Ring-fencing and Lloyds Banking Group

Following the financial crisis, UK legislation was passed to better protect customers and the day-to-day banking services they rely on.

The new rules mean large UK banks must separate personal banking services such as current and savings accounts, from risks in other parts of the business, like complex wholesale and investment banking. This is called “ring-fencing”.

Banks are taking different approaches to how they are implementing these rules and are making changes now, to complete them by 1 January 2019.

You can find out more about ring-fencing and bank structural reform legislation, on the Financial Conduct Authority’s website and the Bank of England’s website.

The legislation requires all UK banking groups with core deposits - broadly deposits from retail and small business clients - of over £25bn (averaged over a 3 year period) including their branches in the European Economic Area (EEA), to separate their activities into:

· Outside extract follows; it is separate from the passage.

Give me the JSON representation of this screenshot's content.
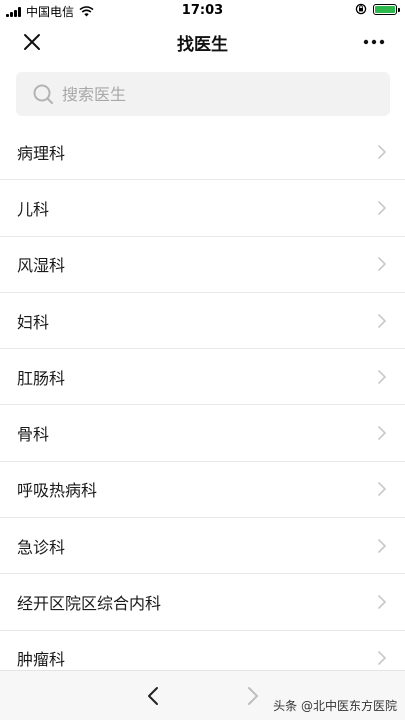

  • A ring-fenced bank (RFB) – for retail activities, and which is also permitted to carry on most commercial activities.
  • A non-ring-fenced bank (NRFB) – for complex wholesale client banking needs and banking that is booked outside the European Economic Area (EEA).

Lloyds Banking Group has set up a new non-ring-fenced bank, Lloyds Bank Corporate Markets plc, and remains on track to comply with the legislation in advance of the 1 January 2019 deadline.

What ring-fencing means for you

Day-to-day banking services such as current and savings accounts.

Our business and commercial clients.

Other interested parties.